But that will all come in the next phase. So right now we are in…phase zero…because we haven’t actually put the arcade out into the market yet. But once we have a minimal level fan base, we would like to integrate data mining regarding player capabilities, and encourage repeat players who can analyze how they are playing, including how fast are they moving, how accurate they are shooting and their playing strategy in the game.
Minimizing latency is very important for your solution. How are you going to deal with this particular technical challenge?
We have been benchmarking ourselves with the competition and we have found that currently most VR gaming companies out there are operating with 1.0 milliseconds of latency. However, we have actually got latency down to 0.8 milliseconds and we are already ahead of everyone else. We’ve found that people from China and Japan — who have been trying different VR gaming solutions — keep saying to us that you guys are so far ahead of everything else out there.
We have also found that for a VR game it is best to minimize player time to 20 minutes and minimize latency down to 0.8. This is because players are moving quite fast in the environment.
As we close our interview, is there anything else you would like to add or share with our audience regarding cloud technology or startups in general?
I think no matter what startup, you have to first be clear on what you want to build and how you will roll out your products. There are so many challenges that a startup has to go through, even after you first product launch. The challenge of scaling up, and getting investors through the various rounds, and each investor is looking for a different milestone and criteria. And of course be tough, be persistent and don’t give up.
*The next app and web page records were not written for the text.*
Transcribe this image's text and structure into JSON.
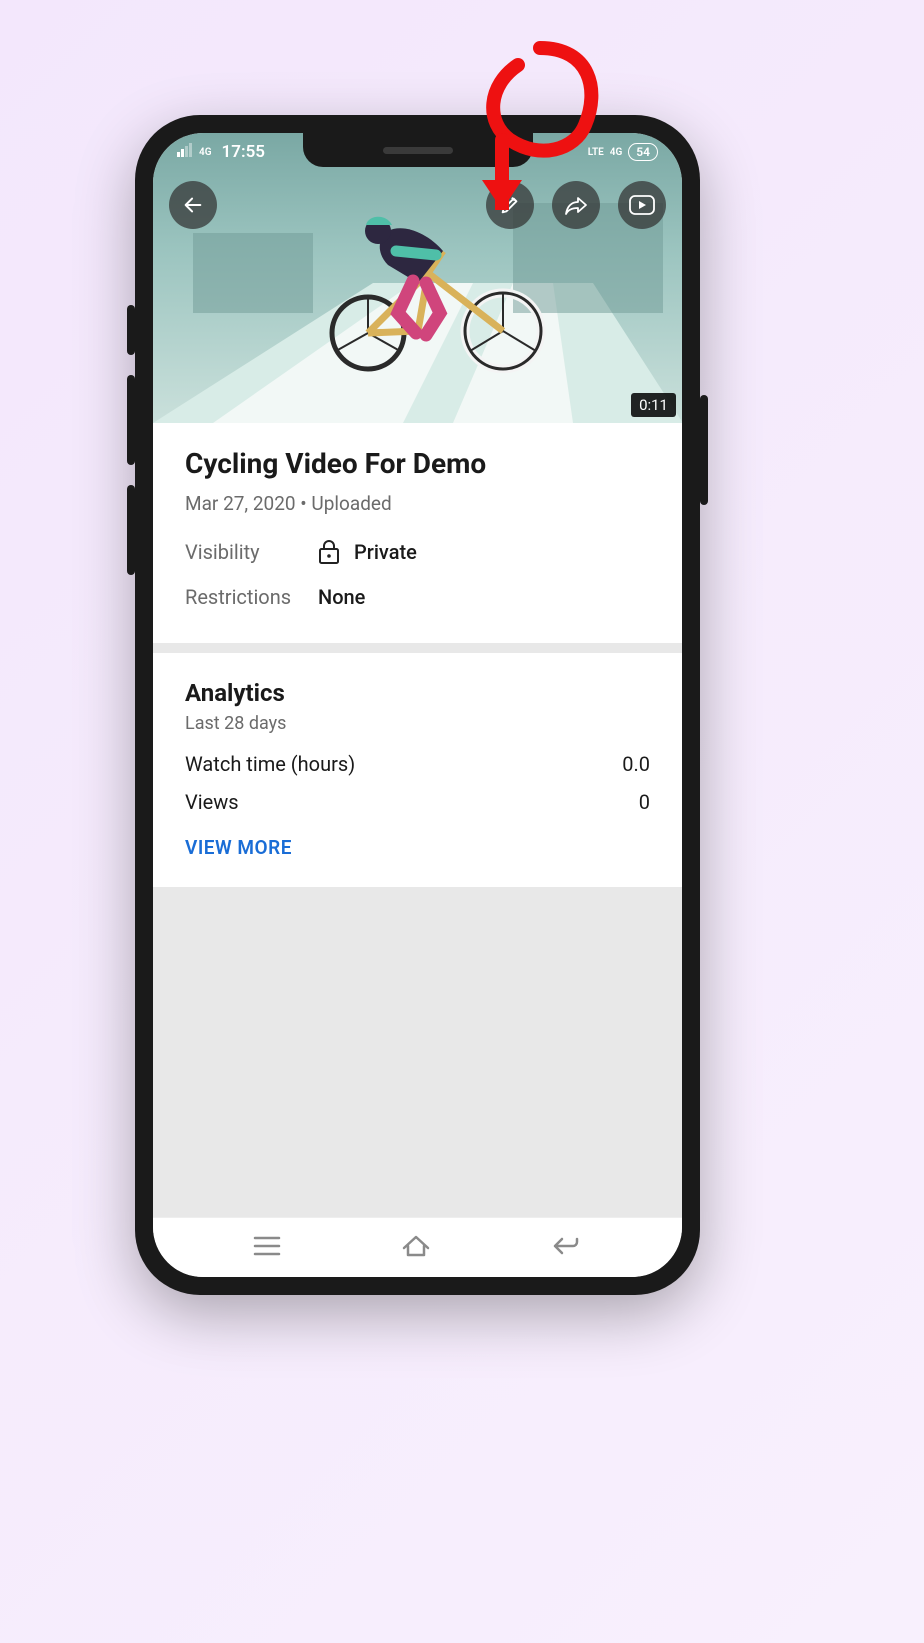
{
  "status": {
    "time": "17:55",
    "signal_left": "4G",
    "carrier": "LTE",
    "signal_right": "4G",
    "battery": "54"
  },
  "video": {
    "duration": "0:11",
    "title": "Cycling Video For Demo",
    "meta": "Mar 27, 2020 • Uploaded",
    "visibility_label": "Visibility",
    "visibility_value": "Private",
    "restrictions_label": "Restrictions",
    "restrictions_value": "None"
  },
  "analytics": {
    "heading": "Analytics",
    "subheading": "Last 28 days",
    "rows": [
      {
        "label": "Watch time (hours)",
        "value": "0.0"
      },
      {
        "label": "Views",
        "value": "0"
      }
    ],
    "view_more": "VIEW MORE"
  },
  "icons": {
    "back": "back-arrow-icon",
    "edit": "pencil-icon",
    "share": "share-arrow-icon",
    "youtube": "youtube-play-icon",
    "lock": "lock-icon"
  }
}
Then you need decide whether you want to put your business on the cloud or not. I think not all businesses need to put their operations on the cloud. But I foresee that for businesses that need to scale, and especially those that want to scale globally in a fast manner, they should look at putting it on the cloud. https://www.youtube.com/watch?v=-YR1v48v98Q